If you are visiting our website for the first time, thank you for your interest in learning more about Dutch Hollow Hanger Cemetery and the work that is being done to preserve history and respect those buried there.
Dutch Hollow Hanger Cemetery has been around for a long, long, time, but not a lot of people know that. Arguably, not a lot of people know about Dutch Hollow Hanger Cemetery at all. Yes, even some who have ancestors buried there would admit the same. And that's okay, because up until the fall of 2021 when the cemetery was brought back from decades of neglect, almost no one could even find the cemetery, much less locate a headstone. (The oldest grave found thus far with an inscribed headstone is dated 1798) That is the first reason for this website. To provide information to those interested in the Cemetery, in those buried there, their ancestors, and yes, their descendants. This is without question a work in progress, and if the website is successful in meeting the information needs of those that visit and become a part of its success, it will continue to be a work in progress for the extent of its existence. Even with the cemetery now in a much-improved state, there will still be those that will never have the opportunity to visit it. It might be time, or distance, or both. For those folks that are not able to go to the cemetery, this website can and will bring the cemetery to them, through research articles, photographs, and discussions. But it will take all of us to make it successful.
A lot of information is available from a variety of sources regarding many of those buried in the graveyard and even more on their descendants if researched, but part of the goal in providing information on this site is to compile everything available regarding Dutch Hollow Hanger Cemetery in one accessible location. This approach will also make this website the location for asking all of those unanswered questions, maybe one that someone, somewhere, has an answer to. This site affords the user a forum, where discussions can be had with other researchers, historians, and more importantly, descendants. For those wishing to join the website, a focused research section is available. This section has a compilation of research files on many of those buried at Dutch Hollow Hanger Cemetery and the section continues to grow as new files are added. Some of the files have documents and photographs from private collections dating back over one hundred fifty years. For example, over 600 documents and photographs were just recently reviewed, duplicated, and cataloged, that originally belonged to Elijah Jacob Hanger. His great-great grandson now has them and is willing to share the wealth of information they contain. Some of those documents have already made their way into the focused research section. Also for members, there is a Library / Archives section, this too is for and will continue to serve the user as an ever-growing resource. These module tabs become visible and accessible with membership.
The second and arguably most important reason for this website is to ask and allow those who care about Dutch Hollow Hanger Cemetery to help with the ongoing maintenance and upkeep of the property. Over 1ooo hours of work went into the clearing of
vegetation, re-erecting headstones, repairing and cleaning them, and even replacing one.
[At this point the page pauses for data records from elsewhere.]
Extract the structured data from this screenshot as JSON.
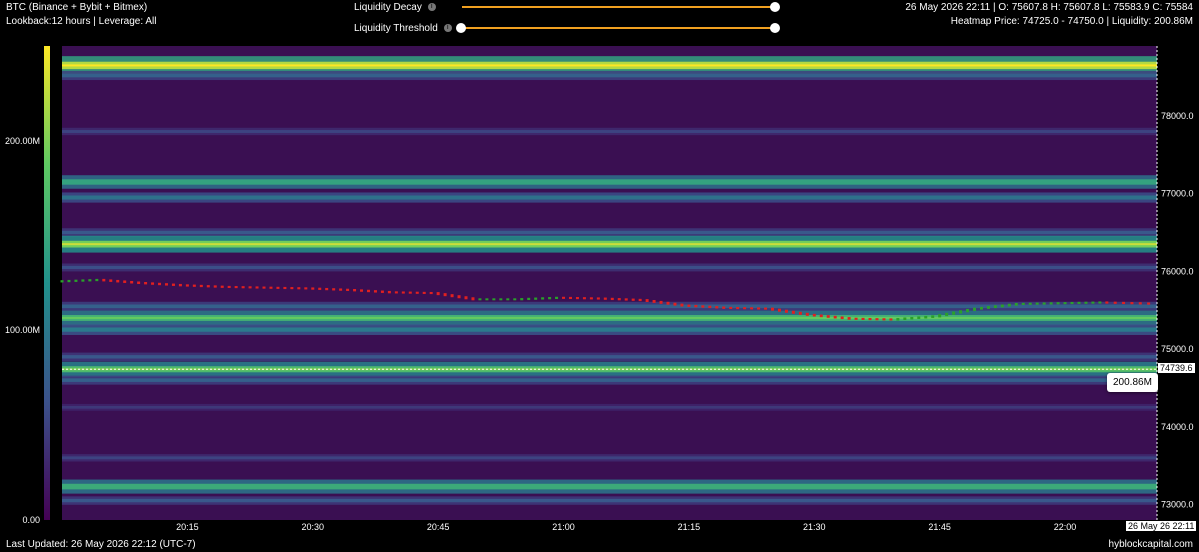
{
  "header": {
    "title": "BTC (Binance + Bybit + Bitmex)",
    "subtitle": "Lookback:12 hours | Leverage: All",
    "ohlc": "26 May 2026 22:11 | O: 75607.8 H: 75607.8 L: 75583.9 C: 75584",
    "heatmap_info": "Heatmap Price: 74725.0 - 74750.0 | Liquidity: 200.86M"
  },
  "controls": {
    "decay_label": "Liquidity Decay",
    "threshold_label": "Liquidity Threshold",
    "decay_value": 1.0,
    "threshold_range": [
      0.0,
      1.0
    ],
    "info_icon": "i"
  },
  "footer": {
    "last_updated": "Last Updated: 26 May 2026 22:12 (UTC-7)",
    "brand": "hyblockcapital.com"
  },
  "tooltip": {
    "value": "200.86M"
  },
  "colors": {
    "background": "#000000",
    "heatmap_base": "#3a0f52",
    "candle_up": "#2aa02a",
    "candle_down": "#e02020",
    "slider": "#f0a020"
  },
  "chart_data": {
    "type": "heatmap",
    "colorbar": {
      "ticks": [
        "0.00",
        "100.00M",
        "200.00M"
      ],
      "range": [
        0,
        250
      ]
    },
    "x_ticks": [
      "20:15",
      "20:30",
      "20:45",
      "21:00",
      "21:15",
      "21:30",
      "21:45",
      "22:00"
    ],
    "x_tick_minutes": [
      15,
      30,
      45,
      60,
      75,
      90,
      105,
      120
    ],
    "x_range_minutes": [
      0,
      131
    ],
    "current_x_label": "26 May 26 22:11",
    "y_ticks": [
      73000,
      74000,
      75000,
      76000,
      77000,
      78000
    ],
    "y_range": [
      72800,
      78900
    ],
    "current_price_label": "74739.6",
    "current_price": 74739.6,
    "bands": [
      {
        "price": 78650,
        "liquidity": 260
      },
      {
        "price": 78520,
        "liquidity": 90
      },
      {
        "price": 77800,
        "liquidity": 60
      },
      {
        "price": 77150,
        "liquidity": 170
      },
      {
        "price": 76950,
        "liquidity": 110
      },
      {
        "price": 76500,
        "liquidity": 80
      },
      {
        "price": 76350,
        "liquidity": 230
      },
      {
        "price": 76050,
        "liquidity": 70
      },
      {
        "price": 75550,
        "liquidity": 90
      },
      {
        "price": 75400,
        "liquidity": 190
      },
      {
        "price": 75250,
        "liquidity": 120
      },
      {
        "price": 74900,
        "liquidity": 80
      },
      {
        "price": 74740,
        "liquidity": 200.86
      },
      {
        "price": 74600,
        "liquidity": 90
      },
      {
        "price": 74250,
        "liquidity": 50
      },
      {
        "price": 73600,
        "liquidity": 60
      },
      {
        "price": 73230,
        "liquidity": 180
      },
      {
        "price": 73050,
        "liquidity": 80
      }
    ],
    "price_path": [
      [
        0,
        75870
      ],
      [
        5,
        75890
      ],
      [
        10,
        75850
      ],
      [
        15,
        75820
      ],
      [
        20,
        75800
      ],
      [
        25,
        75790
      ],
      [
        30,
        75780
      ],
      [
        35,
        75760
      ],
      [
        40,
        75730
      ],
      [
        45,
        75720
      ],
      [
        50,
        75640
      ],
      [
        55,
        75640
      ],
      [
        60,
        75660
      ],
      [
        65,
        75650
      ],
      [
        70,
        75630
      ],
      [
        75,
        75560
      ],
      [
        80,
        75530
      ],
      [
        85,
        75520
      ],
      [
        90,
        75440
      ],
      [
        95,
        75390
      ],
      [
        100,
        75380
      ],
      [
        105,
        75420
      ],
      [
        110,
        75520
      ],
      [
        115,
        75580
      ],
      [
        120,
        75590
      ],
      [
        125,
        75600
      ],
      [
        131,
        75584
      ]
    ]
  }
}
All of this work was done at the time and expense of a descendant of someone buried there, just because they cared enough to do so. There have been several other donations received prior to the launching of this website, and it is certainly hoped that through the website membership and additional donations, that the care of the cemetery can go on for years to come. To add to the anticipated success of this endeavor, a non-profit organization was formed, Dutch Hollow Hanger Cemetery, or DHHCemetery, to allow anyone wishing to help to be able to do so and take advantage of the 501(c)(3) status of the organization and the tax deduction that it provides.
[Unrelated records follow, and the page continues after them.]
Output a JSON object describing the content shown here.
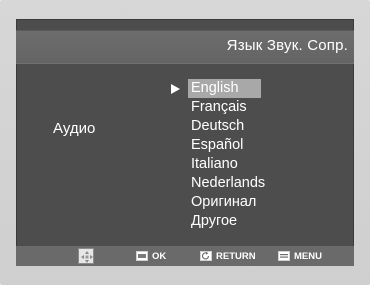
{
  "header": {
    "title": "Язык Звук. Сопр."
  },
  "setting": {
    "label": "Аудио"
  },
  "options": {
    "selected_index": 0,
    "items": [
      "English",
      "Français",
      "Deutsch",
      "Español",
      "Italiano",
      "Nederlands",
      "Оригинал",
      "Другое"
    ]
  },
  "footer": {
    "ok_label": "OK",
    "return_label": "RETURN",
    "menu_label": "MENU"
  },
  "colors": {
    "background": "#4d4d4d",
    "header": "#6a6a6a",
    "selected": "#a8a8a8",
    "text": "#ffffff"
  },
  "icons": {
    "selection": "triangle-right-icon",
    "navigate": "navigation-pad-icon",
    "ok": "ok-icon",
    "return": "return-icon",
    "menu": "menu-icon"
  }
}
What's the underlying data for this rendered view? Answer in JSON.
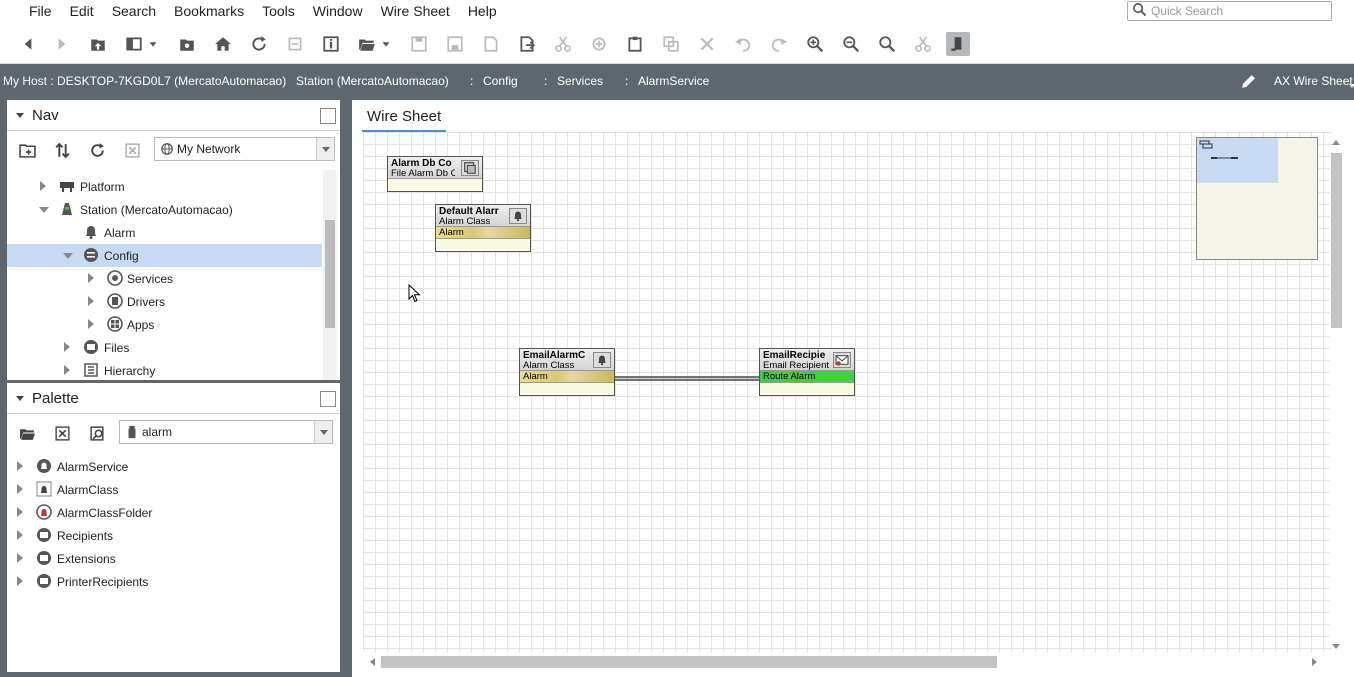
{
  "menu": [
    "File",
    "Edit",
    "Search",
    "Bookmarks",
    "Tools",
    "Window",
    "Wire Sheet",
    "Help"
  ],
  "quick_search": {
    "placeholder": "Quick Search",
    "icon": "search-icon"
  },
  "toolbar_icons": [
    "back-icon",
    "forward-icon",
    "up-level-icon",
    "side-bar-icon",
    "dropdown-arrow-icon",
    "new-tab-icon",
    "home-icon",
    "refresh-icon",
    "cancel-icon",
    "info-icon",
    "open-icon",
    "dropdown-arrow-icon",
    "save-icon",
    "save-all-icon",
    "save-as-icon",
    "export-icon",
    "cut-icon",
    "copy-icon",
    "paste-icon",
    "duplicate-icon",
    "delete-icon",
    "undo-icon",
    "redo-icon",
    "zoom-in-icon",
    "zoom-out-icon",
    "zoom-fit-icon",
    "wire-icon",
    "link-mode-icon"
  ],
  "breadcrumb": {
    "host": "My Host : DESKTOP-7KGD0L7 (MercatoAutomacao)",
    "items": [
      "Station (MercatoAutomacao)",
      "Config",
      "Services",
      "AlarmService"
    ],
    "separator": ":",
    "view": "AX Wire Sheet"
  },
  "nav": {
    "title": "Nav",
    "dropdown": "My Network",
    "tree": [
      {
        "label": "Platform",
        "state": "closed",
        "icon": "platform-icon"
      },
      {
        "label": "Station (MercatoAutomacao)",
        "state": "open",
        "icon": "station-icon"
      },
      {
        "label": "Alarm",
        "state": "none",
        "icon": "bell-icon"
      },
      {
        "label": "Config",
        "state": "open",
        "icon": "config-icon",
        "selected": true
      },
      {
        "label": "Services",
        "state": "closed",
        "icon": "services-icon"
      },
      {
        "label": "Drivers",
        "state": "closed",
        "icon": "drivers-icon"
      },
      {
        "label": "Apps",
        "state": "closed",
        "icon": "apps-icon"
      },
      {
        "label": "Files",
        "state": "closed",
        "icon": "files-icon"
      },
      {
        "label": "Hierarchy",
        "state": "closed",
        "icon": "hierarchy-icon"
      }
    ]
  },
  "palette": {
    "title": "Palette",
    "dropdown": "alarm",
    "items": [
      "AlarmService",
      "AlarmClass",
      "AlarmClassFolder",
      "Recipients",
      "Extensions",
      "PrinterRecipients"
    ]
  },
  "main": {
    "tab": "Wire Sheet",
    "components": [
      {
        "name": "Alarm Db Co",
        "type": "File Alarm Db C",
        "slot": "",
        "icon": "database-icon"
      },
      {
        "name": "Default Alarr",
        "type": "Alarm Class",
        "slot": "Alarm",
        "icon": "bell-icon"
      },
      {
        "name": "EmailAlarmC",
        "type": "Alarm Class",
        "slot": "Alarm",
        "icon": "bell-icon"
      },
      {
        "name": "EmailRecipie",
        "type": "Email Recipient",
        "slot": "Route Alarm",
        "icon": "email-icon"
      }
    ]
  },
  "colors": {
    "selection": "#c7daf4",
    "header_bar": "#5e6770",
    "slot_active": "#40cf40"
  }
}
Consider becoming a member, hopefully an active member, one who asks questions, seeks answers, and maybe even shares a bit of knowledge that others have been seeking regarding Dutch Hollow Hanger Cemetery and those buried there. Collectively, we can make a difference.
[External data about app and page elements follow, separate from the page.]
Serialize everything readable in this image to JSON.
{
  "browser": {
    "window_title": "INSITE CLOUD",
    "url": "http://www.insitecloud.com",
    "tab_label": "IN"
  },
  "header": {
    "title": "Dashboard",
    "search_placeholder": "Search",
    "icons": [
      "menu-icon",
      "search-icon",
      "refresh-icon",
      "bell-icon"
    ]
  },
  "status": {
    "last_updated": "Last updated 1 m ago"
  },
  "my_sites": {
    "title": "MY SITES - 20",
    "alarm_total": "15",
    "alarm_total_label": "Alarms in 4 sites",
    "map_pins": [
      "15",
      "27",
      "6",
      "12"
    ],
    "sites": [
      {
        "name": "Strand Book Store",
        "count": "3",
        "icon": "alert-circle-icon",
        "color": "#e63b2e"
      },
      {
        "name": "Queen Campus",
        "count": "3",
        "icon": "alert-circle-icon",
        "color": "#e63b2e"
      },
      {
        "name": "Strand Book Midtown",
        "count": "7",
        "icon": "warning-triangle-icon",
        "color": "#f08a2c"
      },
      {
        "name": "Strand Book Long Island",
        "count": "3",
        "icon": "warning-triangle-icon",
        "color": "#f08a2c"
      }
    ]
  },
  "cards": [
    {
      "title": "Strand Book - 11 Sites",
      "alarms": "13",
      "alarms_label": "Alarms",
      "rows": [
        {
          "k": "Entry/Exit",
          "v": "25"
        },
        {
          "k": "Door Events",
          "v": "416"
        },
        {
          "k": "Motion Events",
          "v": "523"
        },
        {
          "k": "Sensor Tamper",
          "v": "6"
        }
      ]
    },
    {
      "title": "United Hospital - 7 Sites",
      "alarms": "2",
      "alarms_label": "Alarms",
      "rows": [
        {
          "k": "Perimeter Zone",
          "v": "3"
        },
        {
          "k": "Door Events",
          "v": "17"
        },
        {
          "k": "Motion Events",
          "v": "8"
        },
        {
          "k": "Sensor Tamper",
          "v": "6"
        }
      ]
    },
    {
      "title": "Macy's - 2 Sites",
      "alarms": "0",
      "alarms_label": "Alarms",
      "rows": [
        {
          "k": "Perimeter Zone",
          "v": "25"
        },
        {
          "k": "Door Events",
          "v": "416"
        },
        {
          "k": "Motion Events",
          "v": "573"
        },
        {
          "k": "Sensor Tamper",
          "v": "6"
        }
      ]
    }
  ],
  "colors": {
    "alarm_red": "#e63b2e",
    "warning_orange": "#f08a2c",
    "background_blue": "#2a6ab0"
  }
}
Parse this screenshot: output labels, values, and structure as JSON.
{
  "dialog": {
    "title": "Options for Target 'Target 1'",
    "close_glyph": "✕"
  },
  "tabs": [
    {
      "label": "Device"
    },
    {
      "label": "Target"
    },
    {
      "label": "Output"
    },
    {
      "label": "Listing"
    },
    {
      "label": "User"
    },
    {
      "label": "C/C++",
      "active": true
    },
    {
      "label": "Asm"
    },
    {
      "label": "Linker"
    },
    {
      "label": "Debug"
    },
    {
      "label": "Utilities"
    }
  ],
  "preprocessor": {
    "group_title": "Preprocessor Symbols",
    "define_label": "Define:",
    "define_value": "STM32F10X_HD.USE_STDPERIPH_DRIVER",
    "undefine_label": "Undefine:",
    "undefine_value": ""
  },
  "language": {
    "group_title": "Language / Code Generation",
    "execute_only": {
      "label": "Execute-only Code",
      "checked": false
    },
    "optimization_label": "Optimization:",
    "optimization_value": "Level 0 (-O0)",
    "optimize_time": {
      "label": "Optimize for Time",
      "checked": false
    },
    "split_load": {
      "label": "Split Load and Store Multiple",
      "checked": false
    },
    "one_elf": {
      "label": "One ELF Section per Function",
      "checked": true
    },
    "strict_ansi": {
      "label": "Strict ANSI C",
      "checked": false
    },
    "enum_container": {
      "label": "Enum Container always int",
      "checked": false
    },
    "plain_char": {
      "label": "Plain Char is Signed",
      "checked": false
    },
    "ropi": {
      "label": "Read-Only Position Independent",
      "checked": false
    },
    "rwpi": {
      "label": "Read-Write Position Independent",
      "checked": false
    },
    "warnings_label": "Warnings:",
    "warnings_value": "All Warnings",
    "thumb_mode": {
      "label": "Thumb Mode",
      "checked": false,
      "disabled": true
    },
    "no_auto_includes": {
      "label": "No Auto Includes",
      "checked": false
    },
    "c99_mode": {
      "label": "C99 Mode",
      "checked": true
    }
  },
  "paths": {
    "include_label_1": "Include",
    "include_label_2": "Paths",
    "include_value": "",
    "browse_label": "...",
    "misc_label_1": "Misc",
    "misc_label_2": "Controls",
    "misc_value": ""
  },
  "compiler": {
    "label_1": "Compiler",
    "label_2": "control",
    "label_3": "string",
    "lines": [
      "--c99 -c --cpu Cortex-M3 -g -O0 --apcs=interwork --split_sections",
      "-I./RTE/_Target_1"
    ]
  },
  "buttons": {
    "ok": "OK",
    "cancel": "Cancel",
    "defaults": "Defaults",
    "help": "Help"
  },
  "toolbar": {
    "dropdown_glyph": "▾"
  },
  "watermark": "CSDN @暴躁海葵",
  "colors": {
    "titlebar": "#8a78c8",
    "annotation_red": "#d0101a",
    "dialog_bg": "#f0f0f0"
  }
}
November 6, 2023
December 14, 2023, 9:30 AM - Review Hearing Scheduled for National Register at Richmond, Virginia!
When was the Shenandoah Valley of Virginia first viewed by someone other than Native Americans? Arguably, it was in August 1670, by a German named John Lederer, a full 46 years before Governor Spotswood and the Knights of the Golden Horseshoe crossed through Swift Run Gap into what is now Rockingham County, Virginia. There are a number of websites with further information about Lederer. The Virginia Germans by Klaus Wust (University Press of Virginia, Charlottesville, 1984) is an excellent book on the early German Presence in Virginia and includes research on John Lederer.
[Did You Know?]
When reading or transcribing old court documents, Clerks of Court names can be difficult because of the signature style and the sometimes very oddly spelled names. Most localities have their clerks listed that served since the formation of the county, city or town. The clerks for Augusta County Circuit Court of Virginia since 1745 can be found using the Research Links tab.
[Did You Know?]
When researching early and mid 1800s articles discussing roads and road improvements, the term McAdamize is sometimes seen, and can be found spelled various ways. But what does that term mean? It came from a Scottish gentleman named John Loudon McAdam, born in 1757, a pioneer in road construction and road improvement. His methods are still used in many places in one form or another and is the basic engineering for designing most modern highways. An internet search of McAdamized roads will furnish a plethora of information on the subject for those interested.